Lesley Davis’ portrayal of divorcee actress Jennie brought a beautiful and heartwarming honesty, along with a piercingly dry humour to the show. Her performance was utterly believable and her interactions with the other cast were beautifully nuanced and it perfectly set the tone for the romantic comedy that followed. Davis captivated in her role with a delicate openness and hope. Her performance was injected with emotional weight, rather than simply a series of telephone gags.
Widower George (played by Brad Oliver) spent much of the play awash in a barely concealed grief. The audience watched rather helplessly as he hurtled headfirst into a new romance, just months after his wife of 12-years had passed. Oliver’s performance was a lovely balance of eager puppy love and grief-riddled uncertainty, and he wrestled with the very painful moments of “what could have been” and “what is” in a way that many other performers would have struggled with. It was this pathos, mixed with Davis’s enduring charm and patience that made the play something beautiful to watch.
Melanie Pennisi was wonderfully angsty as Jennie’s best friend and confidant. Her perpetual worries about her own relationship and the pros and cons to having an affair were a much-needed counterpoint to Davis’ calming energy, and Pennisi clearly revelled in the antics of her character.
As Leo, George’s well-intentioned but sleazy brother, Nathaniel Young brought a wonderful touch of comedy. He rode the balance between grubby over-sexed PR rep, and genuinely caring sibling with ease, and this gave the production a real sense of being grounded in reality. Young’s second-half performance led to a significant amount of laughter from the audience, and without ruining anything, his earnest comic delivery while sitting in his rather colourful costume was a show stopper.
‘Chapter Two’ was the perfect light-hearted evening at the theatre. The story offers a little more meat for those who are looking for it, but even if you’re just looking to see a couple fall in love, the play is a perfect fit.

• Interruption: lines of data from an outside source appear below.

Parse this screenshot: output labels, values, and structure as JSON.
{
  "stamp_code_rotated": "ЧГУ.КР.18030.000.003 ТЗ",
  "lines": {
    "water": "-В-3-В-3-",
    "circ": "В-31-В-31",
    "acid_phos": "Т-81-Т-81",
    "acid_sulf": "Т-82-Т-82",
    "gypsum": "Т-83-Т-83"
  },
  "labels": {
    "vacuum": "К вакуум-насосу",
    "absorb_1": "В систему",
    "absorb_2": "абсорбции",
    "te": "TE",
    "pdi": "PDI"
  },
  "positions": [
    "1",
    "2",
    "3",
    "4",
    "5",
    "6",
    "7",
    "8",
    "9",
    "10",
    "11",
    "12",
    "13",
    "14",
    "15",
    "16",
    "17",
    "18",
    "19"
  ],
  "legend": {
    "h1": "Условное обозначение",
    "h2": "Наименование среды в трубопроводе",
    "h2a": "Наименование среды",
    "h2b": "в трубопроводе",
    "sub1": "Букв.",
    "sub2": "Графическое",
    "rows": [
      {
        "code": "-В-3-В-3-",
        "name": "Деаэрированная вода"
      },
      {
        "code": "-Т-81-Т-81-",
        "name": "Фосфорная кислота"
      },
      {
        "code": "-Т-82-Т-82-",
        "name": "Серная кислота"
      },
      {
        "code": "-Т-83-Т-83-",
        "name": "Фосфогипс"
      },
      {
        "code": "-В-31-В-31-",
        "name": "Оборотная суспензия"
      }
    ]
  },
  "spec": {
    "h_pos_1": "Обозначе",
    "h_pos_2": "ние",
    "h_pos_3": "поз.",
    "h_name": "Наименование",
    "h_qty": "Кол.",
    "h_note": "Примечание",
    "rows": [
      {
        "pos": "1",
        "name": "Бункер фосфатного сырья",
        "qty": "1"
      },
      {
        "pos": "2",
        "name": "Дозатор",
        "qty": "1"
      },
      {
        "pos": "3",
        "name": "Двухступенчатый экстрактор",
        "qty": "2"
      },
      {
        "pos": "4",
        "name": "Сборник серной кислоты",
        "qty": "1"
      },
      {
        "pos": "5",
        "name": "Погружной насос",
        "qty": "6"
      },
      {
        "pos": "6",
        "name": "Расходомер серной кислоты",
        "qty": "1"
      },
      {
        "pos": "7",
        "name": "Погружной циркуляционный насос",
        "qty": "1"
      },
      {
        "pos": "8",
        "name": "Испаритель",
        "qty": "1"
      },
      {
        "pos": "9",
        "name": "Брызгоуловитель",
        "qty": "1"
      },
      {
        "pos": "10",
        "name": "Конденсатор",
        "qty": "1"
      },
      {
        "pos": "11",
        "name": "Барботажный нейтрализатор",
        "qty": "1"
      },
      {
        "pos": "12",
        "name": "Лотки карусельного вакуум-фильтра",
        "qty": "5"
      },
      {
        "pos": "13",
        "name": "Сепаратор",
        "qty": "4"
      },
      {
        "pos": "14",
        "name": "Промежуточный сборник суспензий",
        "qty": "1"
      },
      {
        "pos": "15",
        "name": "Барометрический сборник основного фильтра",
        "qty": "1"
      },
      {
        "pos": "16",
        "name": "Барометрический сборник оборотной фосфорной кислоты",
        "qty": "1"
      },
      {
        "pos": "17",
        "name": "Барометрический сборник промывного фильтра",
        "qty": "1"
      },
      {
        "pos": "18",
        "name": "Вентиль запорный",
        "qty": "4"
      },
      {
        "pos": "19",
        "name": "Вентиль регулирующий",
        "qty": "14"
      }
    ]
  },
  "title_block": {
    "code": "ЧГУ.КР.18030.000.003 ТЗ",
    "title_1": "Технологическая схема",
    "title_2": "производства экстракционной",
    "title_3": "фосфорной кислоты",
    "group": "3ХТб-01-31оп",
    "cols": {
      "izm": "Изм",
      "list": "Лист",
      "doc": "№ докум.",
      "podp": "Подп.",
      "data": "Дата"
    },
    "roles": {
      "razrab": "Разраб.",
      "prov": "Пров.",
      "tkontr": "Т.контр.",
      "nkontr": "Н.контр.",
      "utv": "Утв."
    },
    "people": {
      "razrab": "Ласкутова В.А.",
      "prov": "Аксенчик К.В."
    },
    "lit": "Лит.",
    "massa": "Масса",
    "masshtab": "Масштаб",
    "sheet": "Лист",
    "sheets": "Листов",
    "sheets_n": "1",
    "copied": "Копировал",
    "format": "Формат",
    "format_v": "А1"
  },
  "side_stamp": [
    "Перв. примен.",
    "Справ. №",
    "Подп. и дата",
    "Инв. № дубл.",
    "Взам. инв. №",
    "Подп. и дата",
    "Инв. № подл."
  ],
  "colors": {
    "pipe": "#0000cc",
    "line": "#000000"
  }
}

The storyline is guaranteed to put a smile on your face and to whisk you away on an implausible, yet charming whirlwind romance that you’ll be rooting for, right from the start.
To purchase tickets to ‘Chapter Two’, or for more information on Sunnybank Theatre Group’s 2019 season, go to http://www.stg.org.au.